It happened because the Steelers forced three turnovers of their own, had five sacks and seven more tackles for losses. They did it with the other safety making all the big plays, with Casey Hampton looking like the 2005 version of Casey Hampton and Ziggy Hood looking very much like he was worth taking in the first round. It happened because Ike Taylor shut down one side and William Gay held down the fort on the other.

It happened because the Steelers offensive line, much maligned (by me) through the year, greatly diminished through the course of the season, and with the Ravens turning them into an on-field triage unit, somehow found a way to battle through. It wasn't pretty, it wasn't dominant, but it was admirable. You have to hand it to a bunch of guys who are back ups to back ups, going out there and giving their all against a defensive front and linebacking corps as good as Baltimore's.

Even so, the teams were even on points late in the game. Pittsburgh already had 17 points off of turnovers. Baltimore had 14 points off of turnovers, plus 3 more off of special teams, which woes the Steelers just cannot seem to banish once and for all. Each offense had driven the length of the field for one touchdown. I'd say, using the boxing judge's scorecard analogy, that's even on points, both literally and figuratively.

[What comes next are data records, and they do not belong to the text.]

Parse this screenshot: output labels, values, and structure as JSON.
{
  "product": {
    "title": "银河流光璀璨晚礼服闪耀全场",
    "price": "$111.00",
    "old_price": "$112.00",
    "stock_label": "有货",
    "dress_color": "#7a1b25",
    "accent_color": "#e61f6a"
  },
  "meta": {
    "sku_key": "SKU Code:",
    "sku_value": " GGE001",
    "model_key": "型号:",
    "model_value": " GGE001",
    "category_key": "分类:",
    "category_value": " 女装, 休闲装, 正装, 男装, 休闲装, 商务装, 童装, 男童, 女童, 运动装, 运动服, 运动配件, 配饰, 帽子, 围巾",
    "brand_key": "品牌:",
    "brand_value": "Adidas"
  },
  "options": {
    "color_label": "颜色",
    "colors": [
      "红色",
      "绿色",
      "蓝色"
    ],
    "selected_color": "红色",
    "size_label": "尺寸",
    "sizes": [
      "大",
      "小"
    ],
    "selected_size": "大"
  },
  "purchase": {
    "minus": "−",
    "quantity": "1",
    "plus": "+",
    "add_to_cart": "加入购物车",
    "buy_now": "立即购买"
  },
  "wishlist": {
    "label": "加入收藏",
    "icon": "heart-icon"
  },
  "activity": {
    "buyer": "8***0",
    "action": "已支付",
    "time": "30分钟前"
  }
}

So this game, as games of this magnitude often do, came down to who was going to make just one or two big plays late in the game.

Facing a 3rd and 19, Pig Ben somehow found Antonio Brown deep behind the Ravens defense and the rookie clutched the ball to his helmet a'la David Tyree, tripping his way to the 4 yard line. Pig Ben is 9-2 in the post-season, an .818 winning percentage. Of quarterbacks who have started at least 10 post-season games, only Bart Starr (9-1 in the post-season) has a better winning percentage. And the reason is, I believe, because, inelegant though his game may be, he has an ability to make one big play when it matters. It maybe ugly, and it may only be one or two plays, but he has a knack for getting it done. It's inexplicable, but it's a fact.

On the other side of the ball, the Ravens had every opportunity to make that one big play, but Flacco and his receivers couldn't do it. Anquan Boldin dropped a sure touchdown that would have put the Ravens up by 4 points. On a pass, I would point out, that was nearly identical to the pass Ward hauled in to tie the game.

With plenty of time left to score a touchdown and send the game to OT, Ziggy collapsed the Ravens pocket and dropped Flacco bringing up a 4th and 18. Then T.J. Houshmandzadeh dropped a pass that Flacco put right between the 8 and the 4 on Whoseyourmama's jersey. Yes. That Whoseyourmama, the one who once wiped his feet on a Terrible Towel, the one who earlier complained that the Ravens were not throwing to him enough. With a drop like that, is it any wonder that, when he has his druthers, Flacco looks for Derrick Mason?

The Ravens had their chances. Actually, the Steelers gave them every chance to win, opening up their midsections and daring the Ravens to punch them there.

The Baltimore offense couldn't come up with one big catch when they needed it and the Baltimore defense let Antonio Brown get behind them. Two plays. Two plays where the Steelers executed and the Ravens didn't.

Brown gets deep and hangs on.

Whoseyourmama drops a sure first down.

The Steelers made a lot of mistakes they need to correct, but they have a ton to be proud of, too. All that means is they get a chance to fight another day. That is way more than I anticipated back in September.

No comments:

Post a Comment